I went to this conference in 2006—just for one day, just to see what it was all about and how different things were between a wee graduate conference (of the type I had been to) and a conference consisting of major scholars in my field. What I found in 2006 was that people were nice, speakers were smart (and sometimes funny), and people at all levels (grad students, junior faculty, senior faculty) were sometimes nervous and self-conscious. In other words, I didn't learn anything new about the profession or about people, but I had a lot of suspicions confirmed—namely, that people are human and the only thing keeping me from giving my own presentation was an interesting thought or two of my own. Nothing I couldn't overcome.
Now, two years later, I have original and interesting thoughts of my own. However, I couldn't get my shit together in early January and submit an abstract of anything for consideration, so I'm not presenting anything of my own. But I am presenting.
Make that "reading"...I'm pinch-hitting for someone who can't make it to her panel. I will read her paper at the first panel on the first day of the conference. It's a favor, and if academics are anything like business (or life itself, I suppose), favors are always good things to do.
I am not really nervous about it, despite the fact that the paper is full of hifalutin' language that I read more than I hear (let alone speak), and despite the fact that the subject is not something in which I am well-versed (or even minimally versed), and despite the fact that the person I am standing in for is a major player in that particular area. Of course, now I'm nervous about not being nervous.
To do this favor, I'm flying in a day earlier than planned, which means that I'll pick up my buddy Michelle from the airport the next day. Like true literature geeks, we have panels all mapped out for two others days of the conference. Some of our grad school buddies and profs are presenting and we will be supporting them by going to their panels and cheering wildly (ok, not the last part). I'm particularly interested to see what the DMC does with Edith Wharton and Aquaman...yes, from Entourage. If there's one thing I've learned in my short time here at WSU it is to trust the DMC. But still...should be interesting.

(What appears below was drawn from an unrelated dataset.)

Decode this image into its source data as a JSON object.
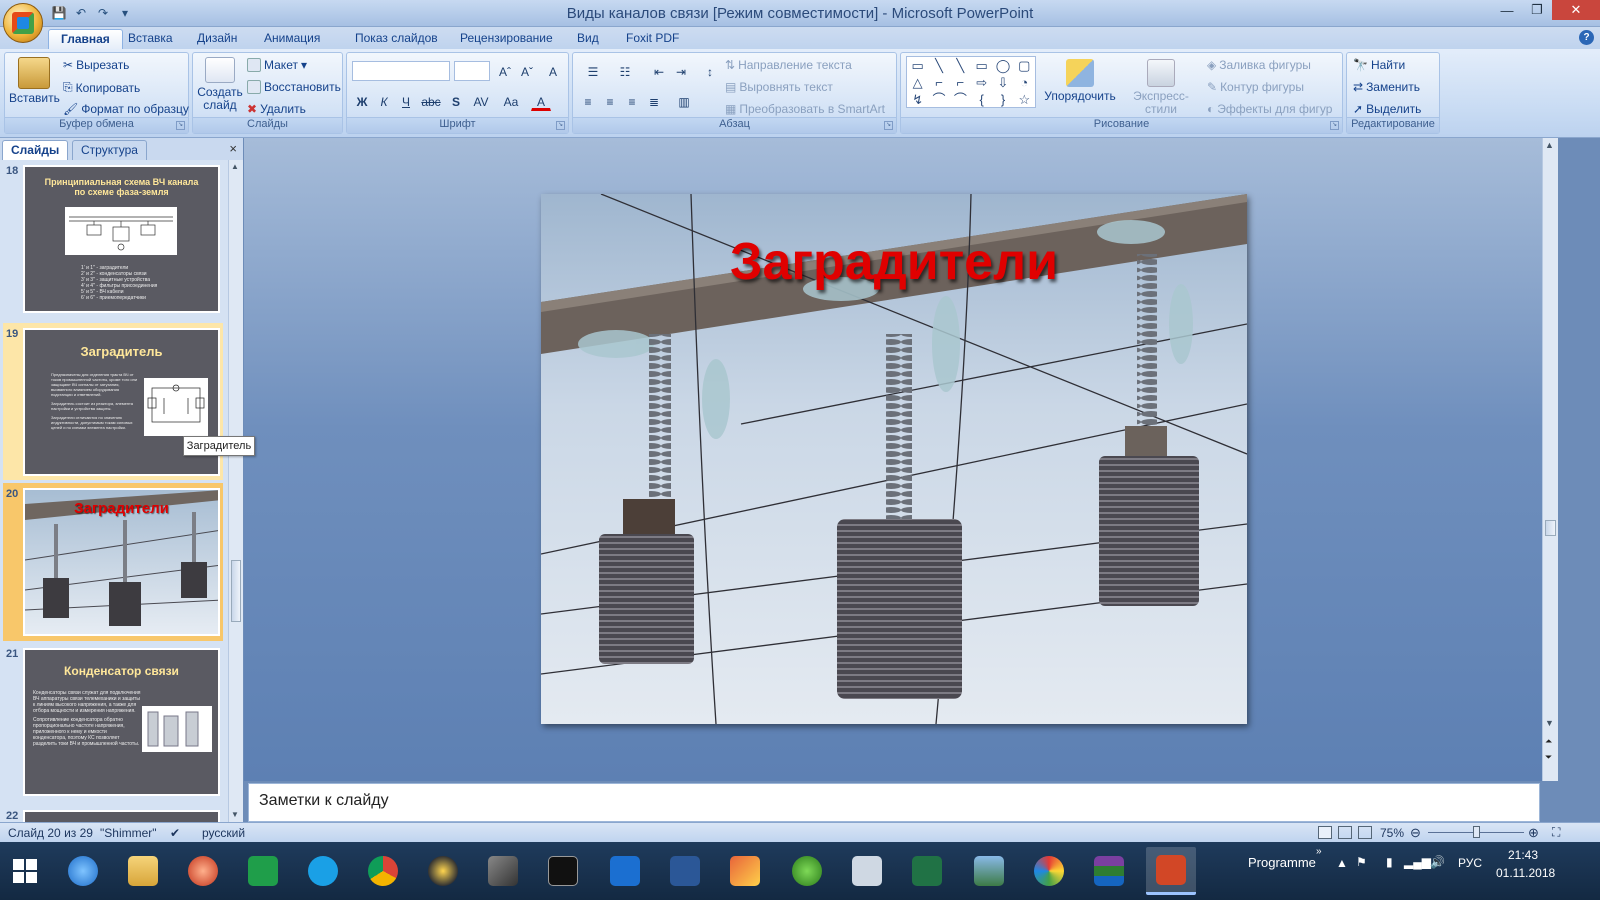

Oh and on one of the days on our trip, we're doing a particularly insane Yosemite experience. Believe me, I will report back.
Labels: grad school